Triumph of the Will

Directed by Leni Riefenstahl

Filmed in 1934, Triumph of the Will is a grand and artful film, while very much a terrifying spectacle. Considered by most to be a propaganda film capturing the grandeur of the Nazi Party rally in Nuremberg, serving to support recruitment and unite Germany under the Nazi regime. Initially the film was very well received, winning international awards in Paris and at the Biennale in addition to the National Film Prize in Germany.

Hitler requested that Leni Riefenstahl film the rally after being impressed by her debut film Blue Light (1932). Triumph of the Will was entirely financed by the Nazi party, a production which included the use of 30 plus cameras and a crew of 120. It is rumoured that Riefenstahl was involved in the planning of the rally to ensure it was staged perfectly for filming but she has firmly denied this claim, insisting she merely filmed around the rally, that this was true Cinéma vérité. She did edit the film herself, and so certainly had a hand in controlling the final product.

There is little doubt that the resulting film served to enhance the emotional connection to a united Germany, to showcase the strength of the German armed forces and to glorify Hitler. From the opening scene as Hitler arrives through the heavens (like a God) to Nuremberg via plane, to the parades, to the prolific speeches from Hitler and his fellow party members atop the grand monuments overlooking the thousands to proud soldiers, to the joyous youth camp games, the film captures the rapture and prowess of a unified and seemingly invincible Germany.

The film is very repetitive at times, with lengthy scenes of obedient synchronized soldiers marching in unison with Nazi flags to Wagneresque music. It is haunting to see it now, the thousands of men marching, filmed at perspectives that served to enhance their numbers and obedience. It’s like they have all been programmed. Residents of Nuremberg hanging out of their windows feverishly waving flags at Hitler and his procession. You cannot count the number of Nazi flags in a given scene, from the ones in the soldiers’ hands to those decorating the landscape and monuments. The grandness of the receptions, the cathedral of lights, the hand held torches, the expanse of humanity, all captured in artistic glory. Its eerie to see now.

There is no doubt that Leni Riefenstahl is up there in the list of most talented female filmmakers of all time. Triumph of the Will, despite early praise, was soon followed by condemnation and criticism from the international community and did likely hurt a career that otherwise would have flourished given her talents. I watched an interview where she took the interviewer to her library of scrapbooks where she kept clippings from articles, good and bad. To her documenting both good memories as well bad memories was important. I wonder how she reconciled the film herself…

She completed her last film, Underwater Impressions, at the age of 100. She was an avid diver and shot many of the scenes herself, yes diving at 100. Well into her 90s, she was still learning new filmmaking techniques, keeping up with technology . She lived until 102.

Step, Directed by Amanda Lipitz

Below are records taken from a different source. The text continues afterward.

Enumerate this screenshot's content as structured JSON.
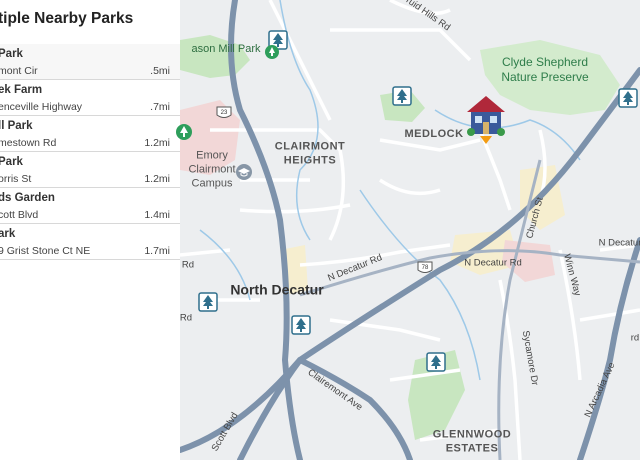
{
  "panel": {
    "title": "tiple Nearby Parks",
    "parks": [
      {
        "name": "Park",
        "address": "mont Cir",
        "distance": ".5mi"
      },
      {
        "name": "ek Farm",
        "address": "enceville Highway",
        "distance": ".7mi"
      },
      {
        "name": "ll Park",
        "address": "mestown Rd",
        "distance": "1.2mi"
      },
      {
        "name": "Park",
        "address": "orris St",
        "distance": "1.2mi"
      },
      {
        "name": "ds Garden",
        "address": "cott Blvd",
        "distance": "1.4mi"
      },
      {
        "name": "ark",
        "address": "9 Grist Stone Ct NE",
        "distance": "1.7mi"
      }
    ]
  },
  "map": {
    "labels": {
      "mason_mill_park": "ason Mill Park",
      "clyde_shepherd": "Clyde Shepherd Nature Preserve",
      "medlock": "MEDLOCK",
      "clairmont_heights": "CLAIRMONT HEIGHTS",
      "emory_clairmont": "Emory Clairmont Campus",
      "north_decatur": "North Decatur",
      "glennwood_estates": "GLENNWOOD ESTATES"
    },
    "roads": {
      "druid_hills_rd": "ruid Hills Rd",
      "n_decatur_rd_west": "N Decatur Rd",
      "n_decatur_rd_east": "N Decatur Rd",
      "n_decatur_rd_far": "N Decatur",
      "church_st": "Church St",
      "winn_way": "Winn Way",
      "sycamore_dr": "Sycamore Dr",
      "clairemont_ave": "Clairemont Ave",
      "scott_blvd": "Scott Blvd",
      "n_arcadia_ave": "N Arcadia Ave",
      "rd_fragment_1": "Rd",
      "rd_fragment_2": "Rd",
      "rd_fragment_3": "rd"
    },
    "shields": {
      "us_23": "23",
      "us_78": "78"
    },
    "colors": {
      "park_green": "#c8e6c0",
      "tree_pin": "#2f6f8c",
      "home_pin_accent": "#f39c12",
      "major_road": "#7d92ab",
      "minor_road": "#ffffff",
      "stream": "#9ec9e8"
    }
  }
}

So often we anxiously await the premiere of a highly anticipated film, but sometimes the best films sneak up on us unexpectedly. I received a fairly last-minute invite to a premiere screening of this new documentary, Step.  I hadn’t really heard much about it. Yes, it had screened at Sundance. The screening was for Tuesday night, the night following a late night out at the Gorillaz concert. Normally I would pass on two school nights out in a row, especially at the start of the week, but something about this film intrigued me. A little extra caffeine and boy am I ever glad I attended the screening.

It is an inspirational story about a school that focuses on developing opportunities for young girls to attend college and university, girls who would otherwise not have been able to, to gain confidence, reach their potential and capitalize on scholarship opportunities. One little bit of background on the film and the school is that director Amanda Lipitz’s mother, Brenda Brown Rever, if the founder of the Baltimore Leadership School for Young Women. The school was modelled after similar schools in NYC. This first time in a very long time that I have shed tears of JOY in a documentary. This school model seems to be serving its students very well and should be studied for broader application. It is probably best not to read too much about the film and spoil the stories of the girls in this documentary. That would take the joy out of the film.

After the screening we had an amazing opportunity for a Q&A session with Amanda Lipitz, three girls who are spotlighted in the film and their amazing mentors – the school’s college administration consultant and the Step coach.

I highly recommend this feel good doc!